● ACTIVITY: What is needed here is every record, retyped without any change.

● RECORDS FOR PROCESSING:
☆ ☆ ☆
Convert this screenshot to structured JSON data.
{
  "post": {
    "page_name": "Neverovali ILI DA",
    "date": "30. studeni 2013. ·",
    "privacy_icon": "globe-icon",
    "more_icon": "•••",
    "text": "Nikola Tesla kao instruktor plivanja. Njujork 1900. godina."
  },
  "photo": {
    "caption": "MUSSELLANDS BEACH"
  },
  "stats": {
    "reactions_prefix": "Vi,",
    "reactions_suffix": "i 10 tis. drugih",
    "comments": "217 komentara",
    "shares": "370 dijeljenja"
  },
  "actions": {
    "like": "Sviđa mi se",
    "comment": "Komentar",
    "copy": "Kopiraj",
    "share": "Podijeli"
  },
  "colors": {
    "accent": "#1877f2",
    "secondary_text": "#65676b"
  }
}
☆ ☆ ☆
● RESULT OF THE EXERCISE:
Convert this screenshot to structured JSON data.
{
  "post": {
    "page_name": "Neverovali ILI DA",
    "date": "30. studeni 2013. ·",
    "privacy_icon": "globe-icon",
    "more_icon": "•••",
    "text": "Nikola Tesla kao instruktor plivanja. Njujork 1900. godina."
  },
  "photo": {
    "caption": "MUSSELLANDS BEACH"
  },
  "stats": {
    "reactions_prefix": "Vi,",
    "reactions_suffix": "i 10 tis. drugih",
    "comments": "217 komentara",
    "shares": "370 dijeljenja"
  },
  "actions": {
    "like": "Sviđa mi se",
    "comment": "Komentar",
    "copy": "Kopiraj",
    "share": "Podijeli"
  },
  "colors": {
    "accent": "#1877f2",
    "secondary_text": "#65676b"
  }
}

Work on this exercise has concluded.